BEGIN

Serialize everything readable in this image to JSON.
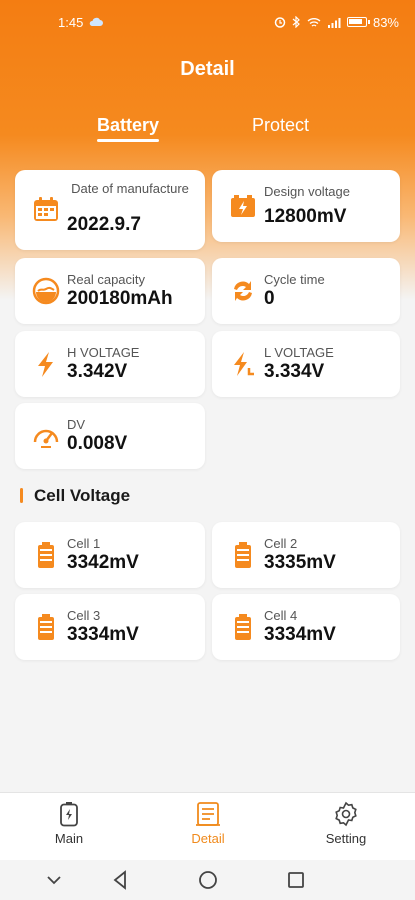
{
  "status_bar": {
    "time": "1:45",
    "battery_percent": "83%"
  },
  "header": {
    "title": "Detail",
    "tabs": [
      {
        "label": "Battery",
        "active": true
      },
      {
        "label": "Protect",
        "active": false
      }
    ]
  },
  "info_cards": [
    {
      "label": "Date of manufacture",
      "value": "2022.9.7",
      "icon": "calendar-icon"
    },
    {
      "label": "Design voltage",
      "value": "12800mV",
      "icon": "battery-charge-icon"
    },
    {
      "label": "Real capacity",
      "value": "200180mAh",
      "icon": "capacity-gauge-icon"
    },
    {
      "label": "Cycle time",
      "value": "0",
      "icon": "cycle-arrows-icon"
    },
    {
      "label": "H VOLTAGE",
      "value": "3.342V",
      "icon": "high-voltage-icon"
    },
    {
      "label": "L VOLTAGE",
      "value": "3.334V",
      "icon": "low-voltage-icon"
    },
    {
      "label": "DV",
      "value": "0.008V",
      "icon": "speedometer-icon"
    }
  ],
  "cell_section": {
    "title": "Cell Voltage",
    "cells": [
      {
        "label": "Cell 1",
        "value": "3342mV"
      },
      {
        "label": "Cell 2",
        "value": "3335mV"
      },
      {
        "label": "Cell 3",
        "value": "3334mV"
      },
      {
        "label": "Cell 4",
        "value": "3334mV"
      }
    ]
  },
  "bottom_nav": [
    {
      "label": "Main",
      "icon": "battery-bolt-icon",
      "active": false
    },
    {
      "label": "Detail",
      "icon": "document-icon",
      "active": true
    },
    {
      "label": "Setting",
      "icon": "gear-icon",
      "active": false
    }
  ],
  "colors": {
    "accent": "#f58a1f",
    "active_nav": "#f08a1c",
    "background": "#f4f4f4"
  }
}
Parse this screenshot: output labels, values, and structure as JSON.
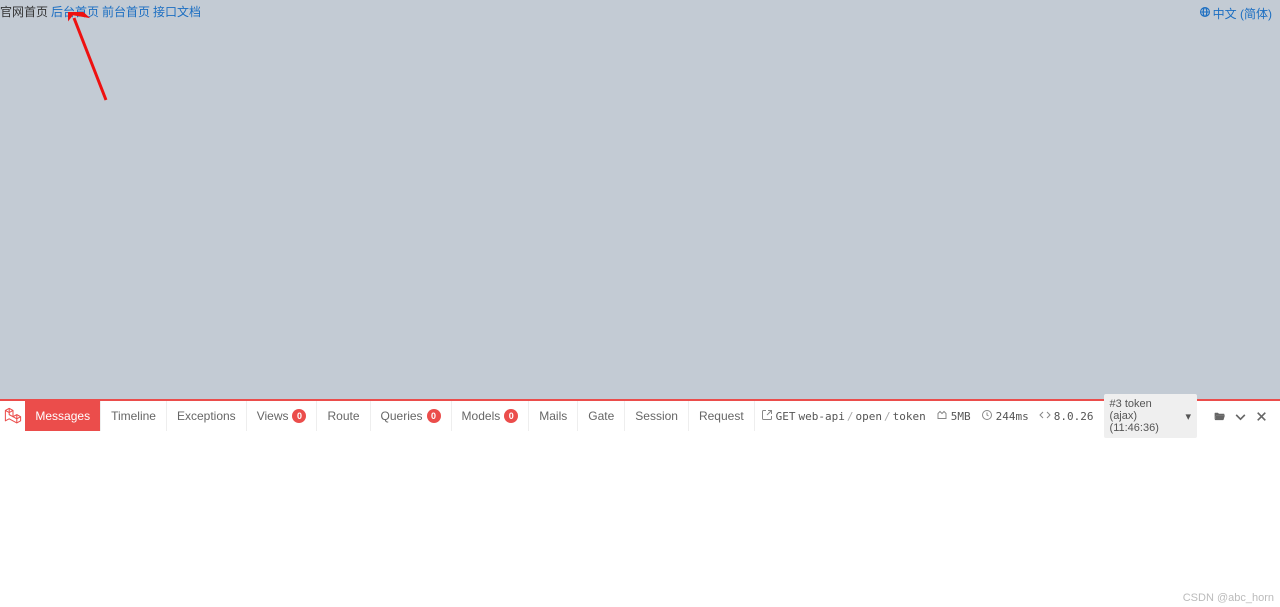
{
  "topnav": {
    "static_label": "官网首页",
    "links": [
      {
        "label": "后台首页"
      },
      {
        "label": "前台首页"
      },
      {
        "label": "接口文档"
      }
    ]
  },
  "language": {
    "label": "中文 (简体)"
  },
  "debugbar": {
    "tabs": {
      "messages": "Messages",
      "timeline": "Timeline",
      "exceptions": "Exceptions",
      "views": "Views",
      "views_badge": "0",
      "route": "Route",
      "queries": "Queries",
      "queries_badge": "0",
      "models": "Models",
      "models_badge": "0",
      "mails": "Mails",
      "gate": "Gate",
      "session": "Session",
      "request": "Request"
    },
    "route": {
      "method": "GET",
      "segments": [
        "web-api",
        "open",
        "token"
      ]
    },
    "memory": "5MB",
    "time": "244ms",
    "php": "8.0.26",
    "history_selector": "#3 token (ajax) (11:46:36)"
  },
  "watermark": "CSDN @abc_horn"
}
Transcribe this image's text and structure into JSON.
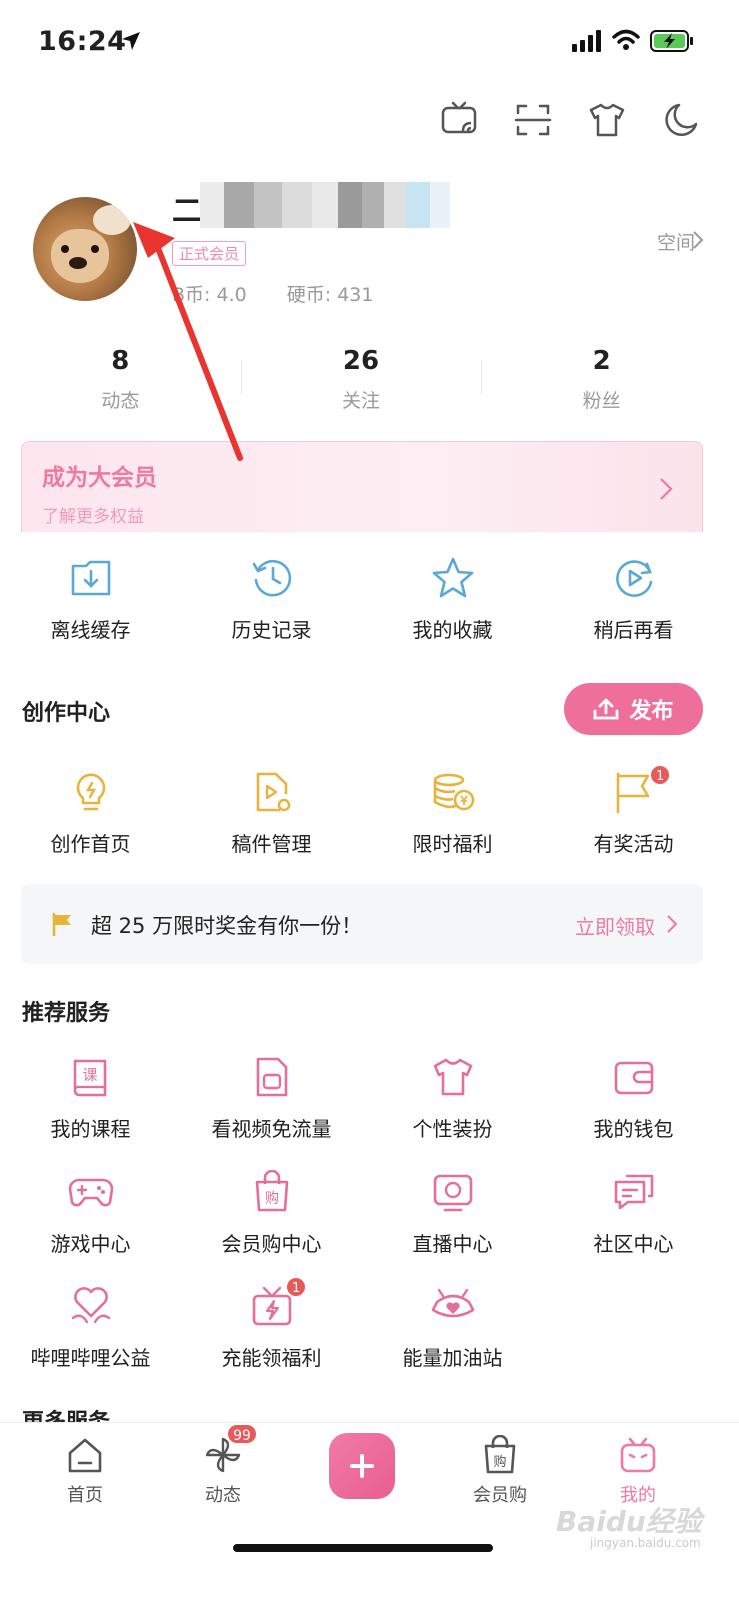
{
  "status_bar": {
    "time": "16:24"
  },
  "profile": {
    "name_prefix": "二",
    "vip_tag": "正式会员",
    "b_coins": "B币: 4.0",
    "coins": "硬币: 431",
    "space_label": "空间"
  },
  "stats": [
    {
      "value": "8",
      "label": "动态"
    },
    {
      "value": "26",
      "label": "关注"
    },
    {
      "value": "2",
      "label": "粉丝"
    }
  ],
  "vip_banner": {
    "title": "成为大会员",
    "subtitle": "了解更多权益"
  },
  "quick_actions": [
    {
      "label": "离线缓存",
      "icon": "download-folder-icon"
    },
    {
      "label": "历史记录",
      "icon": "history-clock-icon"
    },
    {
      "label": "我的收藏",
      "icon": "star-icon"
    },
    {
      "label": "稍后再看",
      "icon": "watch-later-icon"
    }
  ],
  "creation_center": {
    "title": "创作中心",
    "publish_label": "发布",
    "items": [
      {
        "label": "创作首页",
        "icon": "lightbulb-icon",
        "badge": ""
      },
      {
        "label": "稿件管理",
        "icon": "manuscript-icon",
        "badge": ""
      },
      {
        "label": "限时福利",
        "icon": "coin-stack-icon",
        "badge": ""
      },
      {
        "label": "有奖活动",
        "icon": "flag-icon",
        "badge": "1"
      }
    ]
  },
  "promo": {
    "text": "超 25 万限时奖金有你一份！",
    "link": "立即领取"
  },
  "recommended": {
    "title": "推荐服务",
    "items": [
      {
        "label": "我的课程",
        "icon": "course-book-icon",
        "badge": ""
      },
      {
        "label": "看视频免流量",
        "icon": "sim-card-icon",
        "badge": ""
      },
      {
        "label": "个性装扮",
        "icon": "tshirt-icon",
        "badge": ""
      },
      {
        "label": "我的钱包",
        "icon": "wallet-icon",
        "badge": ""
      },
      {
        "label": "游戏中心",
        "icon": "gamepad-icon",
        "badge": ""
      },
      {
        "label": "会员购中心",
        "icon": "shopping-bag-icon",
        "badge": ""
      },
      {
        "label": "直播中心",
        "icon": "live-tv-icon",
        "badge": ""
      },
      {
        "label": "社区中心",
        "icon": "chat-bubble-icon",
        "badge": ""
      },
      {
        "label": "哔哩哔哩公益",
        "icon": "heart-hands-icon",
        "badge": ""
      },
      {
        "label": "充能领福利",
        "icon": "gift-bolt-icon",
        "badge": "1"
      },
      {
        "label": "能量加油站",
        "icon": "energy-station-icon",
        "badge": ""
      }
    ]
  },
  "more_services": {
    "title": "更多服务"
  },
  "tabbar": {
    "items": [
      {
        "label": "首页",
        "icon": "home-icon"
      },
      {
        "label": "动态",
        "icon": "pinwheel-icon",
        "badge": "99"
      },
      {
        "label": "",
        "icon": "plus-icon"
      },
      {
        "label": "会员购",
        "icon": "shopping-bag-icon"
      },
      {
        "label": "我的",
        "icon": "tv-mascot-icon"
      }
    ]
  },
  "watermark": {
    "logo": "Baidu经验",
    "domain": "jingyan.baidu.com"
  },
  "colors": {
    "accent_pink": "#ee6f9a",
    "icon_blue": "#5aa8d6",
    "icon_gold": "#e8b33a",
    "badge_red": "#e85a5a"
  }
}
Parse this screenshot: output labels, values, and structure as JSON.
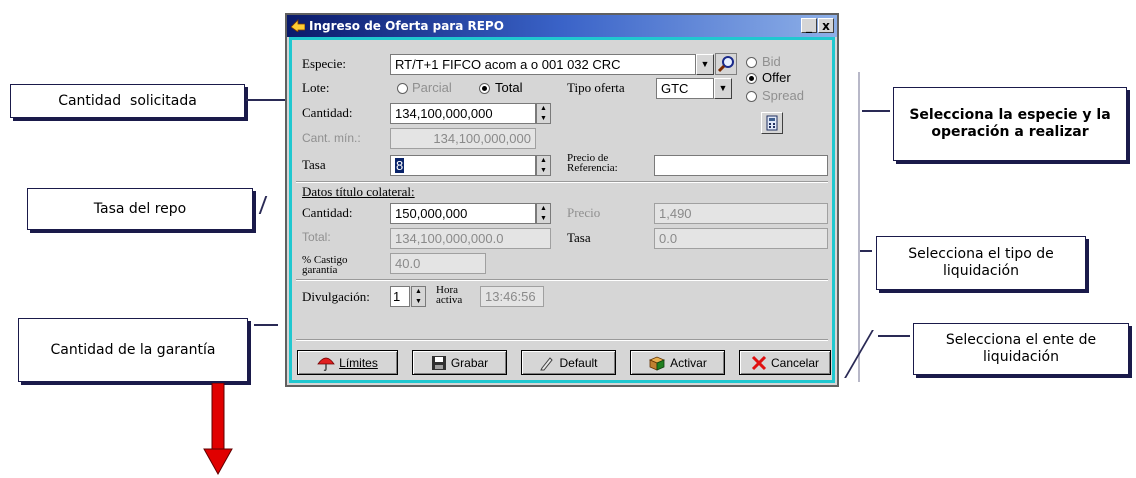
{
  "window": {
    "title": "Ingreso de Oferta para REPO",
    "minimize": "_",
    "close": "x"
  },
  "form": {
    "especie_label": "Especie:",
    "especie_value": "RT/T+1 FIFCO acom a o 001 032 CRC",
    "lote_label": "Lote:",
    "lote_parcial": "Parcial",
    "lote_total": "Total",
    "tipo_oferta_label": "Tipo oferta",
    "tipo_oferta_value": "GTC",
    "side_bid": "Bid",
    "side_offer": "Offer",
    "side_spread": "Spread",
    "cantidad_label": "Cantidad:",
    "cantidad_value": "134,100,000,000",
    "cant_min_label": "Cant. mín.:",
    "cant_min_value": "134,100,000,000",
    "tasa_label": "Tasa",
    "tasa_value": "8",
    "precio_ref_label_1": "Precio de",
    "precio_ref_label_2": "Referencia:",
    "precio_ref_value": ""
  },
  "colateral": {
    "section_label": "Datos título colateral:",
    "cantidad_label": "Cantidad:",
    "cantidad_value": "150,000,000",
    "precio_label": "Precio",
    "precio_value": "1,490",
    "total_label": "Total:",
    "total_value": "134,100,000,000.0",
    "tasa_label": "Tasa",
    "tasa_value": "0.0",
    "castigo_label_1": "% Castigo",
    "castigo_label_2": "garantía",
    "castigo_value": "40.0"
  },
  "footer": {
    "divulgacion_label": "Divulgación:",
    "divulgacion_value": "1",
    "hora_label_1": "Hora",
    "hora_label_2": "activa",
    "hora_value": "13:46:56"
  },
  "buttons": {
    "limites": "Límites",
    "grabar": "Grabar",
    "default": "Default",
    "activar": "Activar",
    "cancelar": "Cancelar"
  },
  "callouts": {
    "cantidad_solicitada": "Cantidad  solicitada",
    "tasa_repo": "Tasa del repo",
    "cantidad_garantia": "Cantidad de la garantía",
    "selecciona_especie": "Selecciona la especie y la operación a realizar",
    "selecciona_tipo": "Selecciona el tipo de liquidación",
    "selecciona_ente": "Selecciona el ente de liquidación"
  },
  "colors": {
    "title_start": "#0a1a6a",
    "title_end": "#8eb0e8",
    "frame_accent": "#20c8d0",
    "arrow": "#e00000"
  }
}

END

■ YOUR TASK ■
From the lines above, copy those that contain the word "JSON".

■ TASK RESULT ■
Serialize everything readable in this image to JSON.
Parse this screenshot: output labels, values, and structure as JSON.
Transcribe this image's text and structure into JSON.
Parse this screenshot: output labels, values, and structure as JSON.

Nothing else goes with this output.